# [Work to complete]
Would you please copy every line of the material that follows, exactly as it reads?

# [Extracted entries]

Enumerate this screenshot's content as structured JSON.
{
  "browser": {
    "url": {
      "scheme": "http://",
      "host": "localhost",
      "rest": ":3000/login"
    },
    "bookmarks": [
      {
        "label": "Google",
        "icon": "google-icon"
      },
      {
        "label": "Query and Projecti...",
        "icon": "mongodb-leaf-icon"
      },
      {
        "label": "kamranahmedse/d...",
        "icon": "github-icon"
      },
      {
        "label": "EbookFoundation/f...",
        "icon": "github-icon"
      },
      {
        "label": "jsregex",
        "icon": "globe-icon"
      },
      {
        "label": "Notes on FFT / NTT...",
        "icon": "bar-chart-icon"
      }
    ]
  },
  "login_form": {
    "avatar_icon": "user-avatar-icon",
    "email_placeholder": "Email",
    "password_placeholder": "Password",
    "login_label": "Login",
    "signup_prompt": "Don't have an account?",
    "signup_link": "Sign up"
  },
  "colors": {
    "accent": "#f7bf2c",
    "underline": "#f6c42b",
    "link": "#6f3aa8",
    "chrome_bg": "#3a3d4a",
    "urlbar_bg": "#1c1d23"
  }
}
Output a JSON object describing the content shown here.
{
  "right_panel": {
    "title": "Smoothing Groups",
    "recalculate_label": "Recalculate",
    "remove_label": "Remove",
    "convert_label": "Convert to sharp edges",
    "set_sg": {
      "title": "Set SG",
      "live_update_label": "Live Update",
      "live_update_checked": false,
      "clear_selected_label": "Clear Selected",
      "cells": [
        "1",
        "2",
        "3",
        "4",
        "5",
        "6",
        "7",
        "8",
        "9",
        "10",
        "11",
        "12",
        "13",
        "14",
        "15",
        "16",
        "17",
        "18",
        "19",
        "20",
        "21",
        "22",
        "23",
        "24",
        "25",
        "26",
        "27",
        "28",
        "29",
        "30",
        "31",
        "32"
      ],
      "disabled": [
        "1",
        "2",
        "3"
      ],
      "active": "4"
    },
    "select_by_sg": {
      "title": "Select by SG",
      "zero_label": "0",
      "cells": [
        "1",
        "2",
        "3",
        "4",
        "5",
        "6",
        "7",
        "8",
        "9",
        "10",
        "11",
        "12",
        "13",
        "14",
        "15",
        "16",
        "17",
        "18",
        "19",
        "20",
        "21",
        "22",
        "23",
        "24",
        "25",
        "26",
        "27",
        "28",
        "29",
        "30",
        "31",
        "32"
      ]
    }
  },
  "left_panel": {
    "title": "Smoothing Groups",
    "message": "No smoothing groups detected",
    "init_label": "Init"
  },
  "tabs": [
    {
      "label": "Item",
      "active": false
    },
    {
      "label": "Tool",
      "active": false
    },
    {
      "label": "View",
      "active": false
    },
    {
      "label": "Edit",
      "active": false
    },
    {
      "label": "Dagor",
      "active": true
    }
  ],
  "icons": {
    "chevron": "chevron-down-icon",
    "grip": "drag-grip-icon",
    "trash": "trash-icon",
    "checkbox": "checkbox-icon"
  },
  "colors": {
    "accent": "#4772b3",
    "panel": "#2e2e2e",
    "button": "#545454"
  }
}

# [Answer to this exercise]
Enumerate this screenshot's content as structured JSON.
{
  "browser": {
    "url": {
      "scheme": "http://",
      "host": "localhost",
      "rest": ":3000/login"
    },
    "bookmarks": [
      {
        "label": "Google",
        "icon": "google-icon"
      },
      {
        "label": "Query and Projecti...",
        "icon": "mongodb-leaf-icon"
      },
      {
        "label": "kamranahmedse/d...",
        "icon": "github-icon"
      },
      {
        "label": "EbookFoundation/f...",
        "icon": "github-icon"
      },
      {
        "label": "jsregex",
        "icon": "globe-icon"
      },
      {
        "label": "Notes on FFT / NTT...",
        "icon": "bar-chart-icon"
      }
    ]
  },
  "login_form": {
    "avatar_icon": "user-avatar-icon",
    "email_placeholder": "Email",
    "password_placeholder": "Password",
    "login_label": "Login",
    "signup_prompt": "Don't have an account?",
    "signup_link": "Sign up"
  },
  "colors": {
    "accent": "#f7bf2c",
    "underline": "#f6c42b",
    "link": "#6f3aa8",
    "chrome_bg": "#3a3d4a",
    "urlbar_bg": "#1c1d23"
  }
}
Output a JSON object describing the content shown here.
{
  "right_panel": {
    "title": "Smoothing Groups",
    "recalculate_label": "Recalculate",
    "remove_label": "Remove",
    "convert_label": "Convert to sharp edges",
    "set_sg": {
      "title": "Set SG",
      "live_update_label": "Live Update",
      "live_update_checked": false,
      "clear_selected_label": "Clear Selected",
      "cells": [
        "1",
        "2",
        "3",
        "4",
        "5",
        "6",
        "7",
        "8",
        "9",
        "10",
        "11",
        "12",
        "13",
        "14",
        "15",
        "16",
        "17",
        "18",
        "19",
        "20",
        "21",
        "22",
        "23",
        "24",
        "25",
        "26",
        "27",
        "28",
        "29",
        "30",
        "31",
        "32"
      ],
      "disabled": [
        "1",
        "2",
        "3"
      ],
      "active": "4"
    },
    "select_by_sg": {
      "title": "Select by SG",
      "zero_label": "0",
      "cells": [
        "1",
        "2",
        "3",
        "4",
        "5",
        "6",
        "7",
        "8",
        "9",
        "10",
        "11",
        "12",
        "13",
        "14",
        "15",
        "16",
        "17",
        "18",
        "19",
        "20",
        "21",
        "22",
        "23",
        "24",
        "25",
        "26",
        "27",
        "28",
        "29",
        "30",
        "31",
        "32"
      ]
    }
  },
  "left_panel": {
    "title": "Smoothing Groups",
    "message": "No smoothing groups detected",
    "init_label": "Init"
  },
  "tabs": [
    {
      "label": "Item",
      "active": false
    },
    {
      "label": "Tool",
      "active": false
    },
    {
      "label": "View",
      "active": false
    },
    {
      "label": "Edit",
      "active": false
    },
    {
      "label": "Dagor",
      "active": true
    }
  ],
  "icons": {
    "chevron": "chevron-down-icon",
    "grip": "drag-grip-icon",
    "trash": "trash-icon",
    "checkbox": "checkbox-icon"
  },
  "colors": {
    "accent": "#4772b3",
    "panel": "#2e2e2e",
    "button": "#545454"
  }
}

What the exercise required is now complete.